You have probably seen the headlines about desperate states leasing toll roads to private operators, or selling government buildings and leasing them back. Although it is just possible that we are seeing the beginning of a grand trend, so far the headlines are somewhat exaggerated.

This post is about the ways state and local governments are taking a lump sum payment now and, in exchange, either losing a stream of regular future revenue or agreeing to pay regular future rents. My main purpose is to get some idea of how many deals, and how much money, is actually involved.

Tobacco settlement

The biggest area is one that is currently, at least, not much in the news: issuing bonds secured by future revenues from the 1998 tobacco settlement. Such bond issuance has totaled about $55 billion. Bob Sullivan at MSNBC gave a useful summary in Nov 2008, 10 years after the settlement:

On Nov. 23, 1998, the nation's four largest cigarette sellers agreed to pay $200 billion over 30 years in what seemed like a victory for David over Goliath. The money was supposed to help the states pay for health care and anti-smoking campaigns. Instead, much of it – even payments that aren't due for 20 years – has already been spent on politically popular tax breaks through complicated borrowing schemes initiated by Wall Street investment banks.

Because these states have essentially borrowed against future payments from the tobacco industry, they are now dependent on the continued vitality of cigarette sales. If Big Tobacco stumbles, states will be on the hook for these massive, billion-dollar loans. In other words, David and Goliath are now allies. …

The first tobacco bond and the 94 others that followed have raised a total of $55 billion, said [David] Loughran, the Oppenheimer fund manager.

[a chart shows that 23% of the money raised by bond issues went to cover budget shortfalls]

Toll roads

One hears a great deal about toll roads being sold or leased but, in fact, there have been relatively few completed transactions. In 2009, US PIRG, the federation of state public interest research groups, stated:

By the end of 2008, 15 roads had been privatized in 10 different states–either through long-term highway lease agreements on existing highways or the construction of new private toll roads.

The total cost of the 15 deals was $8.9 billion.

Selling properties and leasing them back

According to a Stateline article, the two states which had taken this option as of Nov 2009 were Arizona and California. In 2009 a major plan was developed to sell off 32 Arizona state properties, for a total of “as much as $735 million”, and lease them back. In 2010 California approved the sale and leaseback of 11 properties for a total of about $2 billion.

That comes to a total of $2.7 billion.

Lease of parking

Chicago granted a 75-year lease on a system of parking meters, receiving in return $1.15 billion. Since then many other such schemes have been discussed but, as far as I can tell, none has come to fruition. Pittsburgh may be close to a $452 million deal.
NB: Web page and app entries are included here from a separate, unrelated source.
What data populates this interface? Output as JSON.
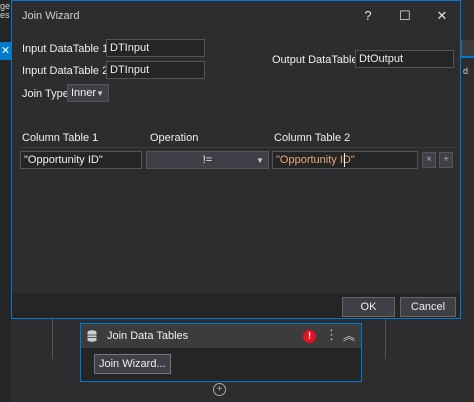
{
  "dialog": {
    "title": "Join Wizard",
    "help_glyph": "?",
    "maximize_glyph": "☐",
    "close_glyph": "✕",
    "input1_label": "Input DataTable 1",
    "input1_value": "DTInput",
    "input2_label": "Input DataTable 2",
    "input2_value": "DTInput",
    "output_label": "Output DataTable",
    "output_value": "DtOutput",
    "join_type_label": "Join Type",
    "join_type_value": "Inner",
    "columns": {
      "col1_header": "Column Table 1",
      "operation_header": "Operation",
      "col2_header": "Column Table 2"
    },
    "row": {
      "col1_value": "\"Opportunity ID\"",
      "operation_value": "!=",
      "col2_value": "\"Opportunity ID\""
    },
    "remove_row_glyph": "×",
    "add_row_glyph": "+",
    "ok_label": "OK",
    "cancel_label": "Cancel"
  },
  "background": {
    "left_text": "ge es",
    "close_tab_glyph": "✕",
    "right_text": "d",
    "activity_title": "Join Data Tables",
    "error_glyph": "!",
    "more_glyph": "⋮",
    "collapse_glyph": "︽",
    "wizard_button_label": "Join Wizard...",
    "add_glyph": "+"
  },
  "colors": {
    "accent": "#007acc",
    "dialog_bg": "#2d2d30",
    "field_bg": "#252526",
    "error": "#e81123"
  },
  "icons": {
    "activity_icon": "database-icon"
  }
}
Giving the Pittsburgh deal the benefit of the doubt, call it $1.5 billion.


There has been much discussion of privatizing airports, but the idea has not gained traction. The FAA reports,

Congress established FAA's Airport Privatization Pilot Program to explore privatization as a means of generating access to various sources of private capital for airport improvement and development. …

As of October 25, 2010, there are four active applications in the program.

  • Chicago Midway International Airport
  • Gwinnett County Briscoe Field
  • Luís Muñoz Marín International Airport
  • Hendry County Airglades Airport

[and a table on the same page makes it clear no airport has yet been privatized]


Much of the above information is somewhat dated, and there have doubtless been some further deals in the last year or two. However in looking for the above information I found many examples that supplied good headlines for many years without ever being consummated. Further, some of the above deals have resulted in a great deal of bad press that discouraged other deals under discussion. So I think the above numbers are still in the right ballpark.

So, then, we have

  1. Tobacco, $55 billion
  2. Toll roads, $9 billion
  3. Buildings, $3 billion
  4. Parking, $2 billion
  5. Airports, zero

That gives a grand total of $69 billion, which is completely insignificant compared to either one year of state and local government budgets ($2.1 trillion) or state unfunded retirement obligations ($3 trillion).